Almost sixty years after it was first published, Alfred Bester's The Demolished Man (reserve it here) is still one of the most suspenseful, exciting and nail-biting thrillers you'll ever read. Set in the 24th century, the book revolves around an Earth that, besides possessing fantastic technology and the ability to travel to other planets the way you and I would to the next state, almost everyone has developed extra sensory perception (ESP) and, depending on their particular range, can "peep" into the minds of their fellow beings. Crime, especially homicide, is pretty much defunct, with the most highly developed "espers" using their abilities for law enforcement purposes and generally keeping the peace.

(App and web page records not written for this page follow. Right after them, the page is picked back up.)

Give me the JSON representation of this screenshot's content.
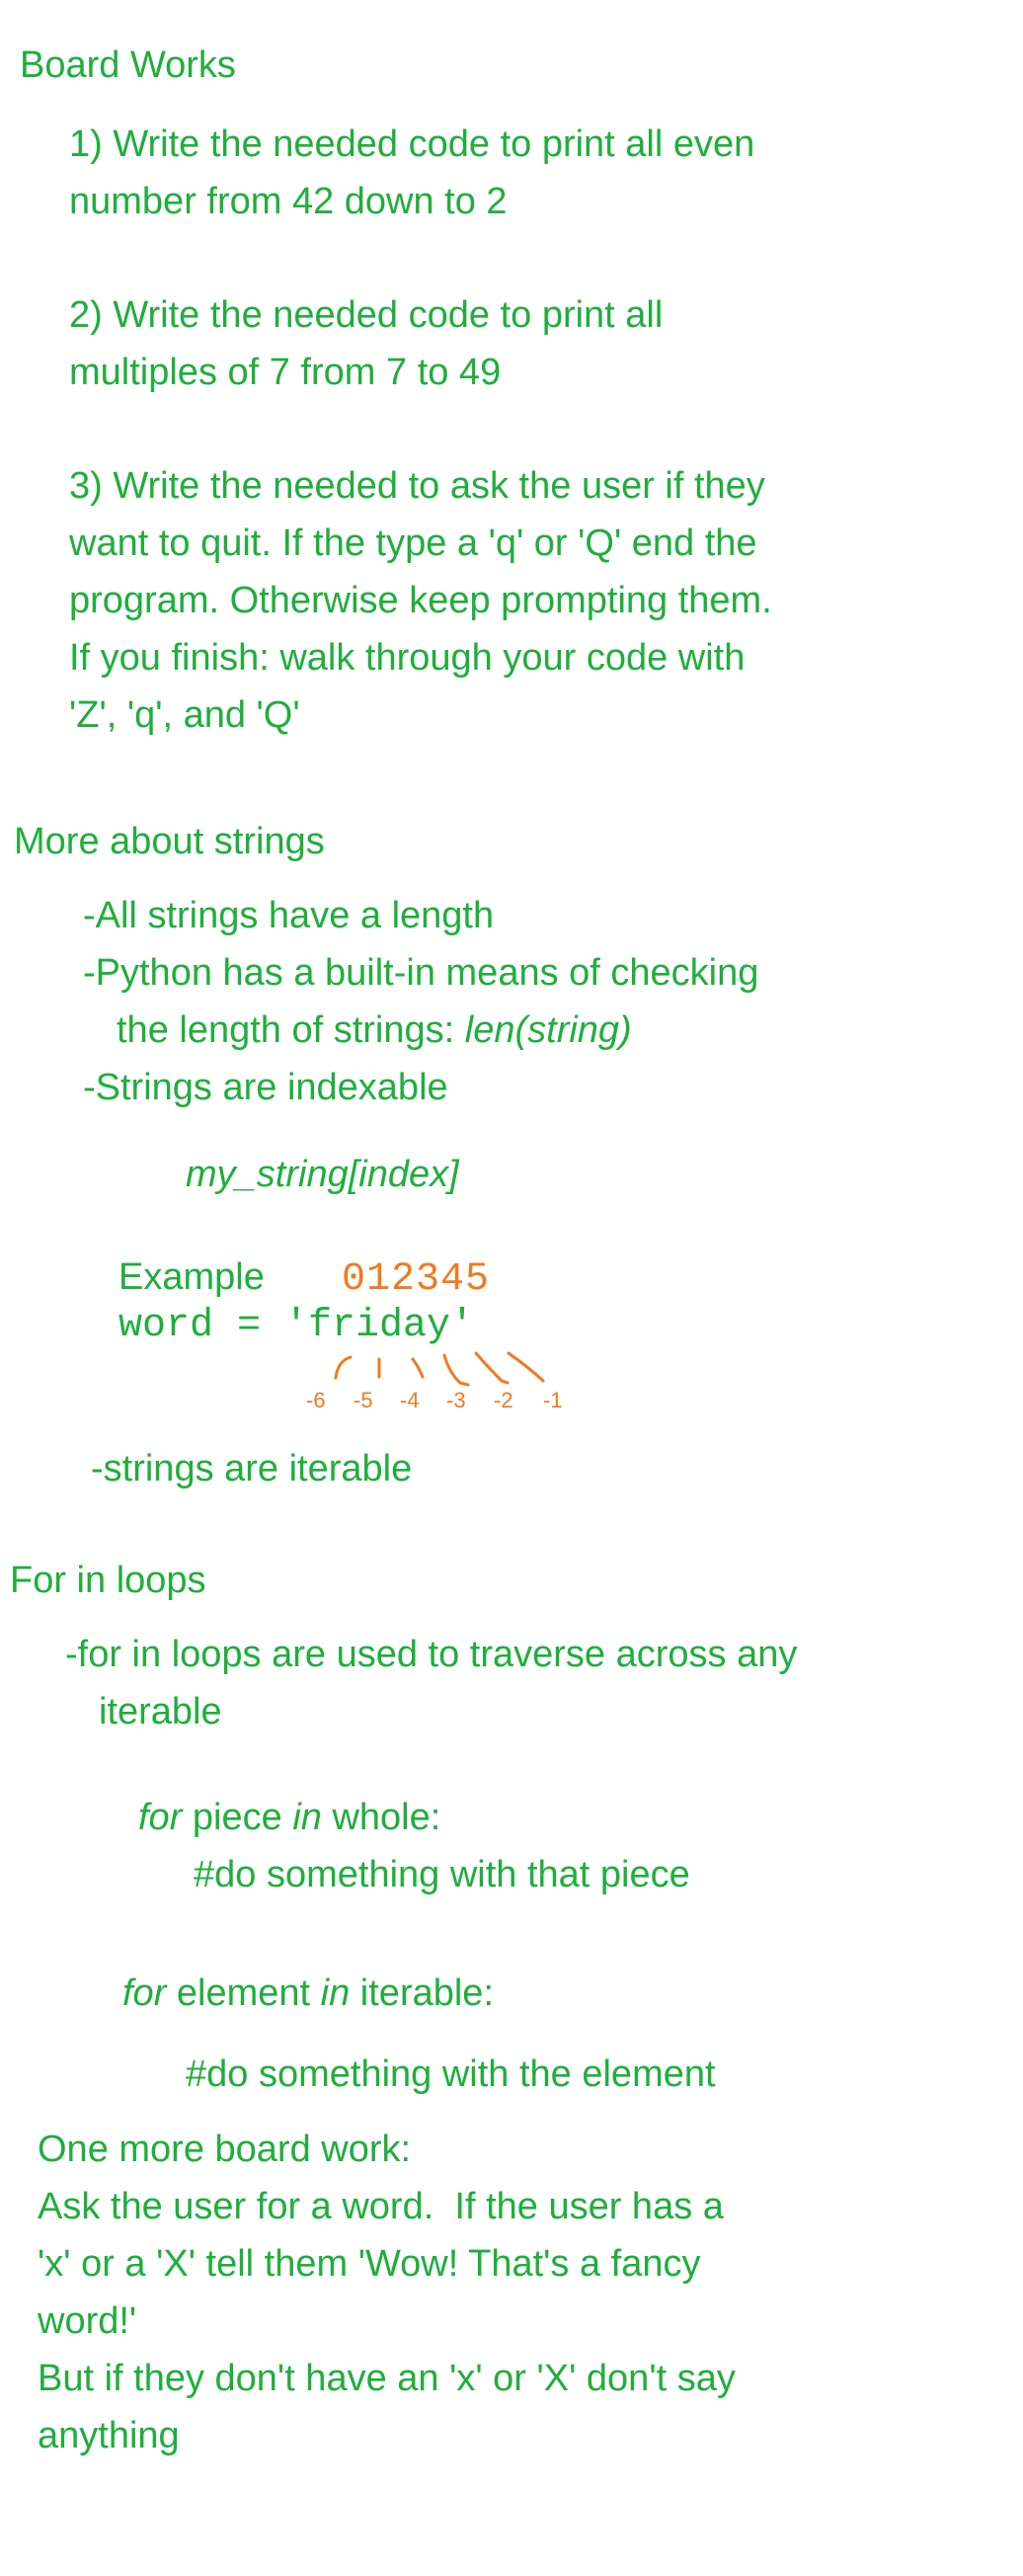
{
  "board_works": {
    "heading": "Board Works",
    "q1": [
      "1) Write the needed code to print all even",
      "number from 42 down to 2"
    ],
    "q2": [
      "2) Write the needed code to print all",
      "multiples of 7 from 7 to 49"
    ],
    "q3": [
      "3) Write the needed to ask the user if they",
      "want to quit. If the type a 'q' or 'Q' end the",
      "program. Otherwise keep prompting them.",
      "If you finish: walk through your code with",
      "'Z', 'q', and 'Q'"
    ]
  },
  "strings": {
    "heading": "More about strings",
    "bullet1": "-All strings have a length",
    "bullet2_a": "-Python has a built-in means of checking",
    "bullet2_b_prefix": "the length of strings: ",
    "bullet2_b_code": "len(string)",
    "bullet3": "-Strings are indexable",
    "index_syntax": "my_string[index]",
    "example_label": "Example",
    "positive_indices": "012345",
    "example_code": "word = 'friday'",
    "negative_indices": [
      "-6",
      "-5",
      "-4",
      "-3",
      "-2",
      "-1"
    ],
    "bullet4": "-strings are iterable"
  },
  "for_loops": {
    "heading": "For in loops",
    "desc_a": "-for in loops are used to traverse across any",
    "desc_b": "iterable",
    "ex1": {
      "kw_for": "for",
      "var": " piece ",
      "kw_in": "in",
      "rest": " whole:",
      "body": "#do something with that piece"
    },
    "ex2": {
      "kw_for": "for",
      "var": " element ",
      "kw_in": "in",
      "rest": " iterable:",
      "body": "#do something with the element"
    }
  },
  "extra": {
    "lines": [
      "One more board work:",
      "Ask the user for a word.  If the user has a",
      "'x' or a 'X' tell them 'Wow! That's a fancy",
      "word!'",
      "But if they don't have an 'x' or 'X' don't say",
      "anything"
    ]
  },
  "colors": {
    "ink_green": "#1fae3c",
    "ink_orange": "#f07a1e"
  }
}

Espers who misuse their powers are expelled from the Espers Guild and/or face the dreaded "Demolition".
But one enterprising (and desperate) esper, industrialist Ben Reich, nevertheless plans to get away with murdering his biggest business rival, without getting caught. Things however don't go quite as smoothly as hoped, and soon Police Prefect -and Class 1 Esper- Lincoln Powell is on Reich's trail. Proving Reich's involvement and guilt quickly becomes a heated battle of wits between the espers though, with each blocking the other at every turn. While Reich begins to fear for his freedom and very life, Powell risks everything -his job, advancement in the Espers' Guild, even his own life- to nail the murderer. But which of these two men will become the eponymous "Demolished Man"? And just who is the "Man With No Face" Reich secretly fears, anyway?
Published in 1953, after first being serialized in Galaxy Science Fiction Magazine, The Demolished Man (which subsequently won the very first Hugo award) is a terrific police procedural novel with an emphasis not just on science but also characterzation. Bester allows us access within the inner minds of his two main characters so we wind up getting caught up in the novel's rush along with (and even feeling sorry for) Reich and Powell. Some great dialogue and Bester's way with words ("Fully dressed and in his wrong mind, Reich stormed out of his apartment.." is one of my favorites), as well as a vivid description of what the 24th century looks like, and even greater exciting moments like the "Spaceland" sequence (where Powell furiously tries to stop Reich from murdering one of his accomplices), make The Demolished Man an enjoyable and entertaining experience for any reader! Highly recommended!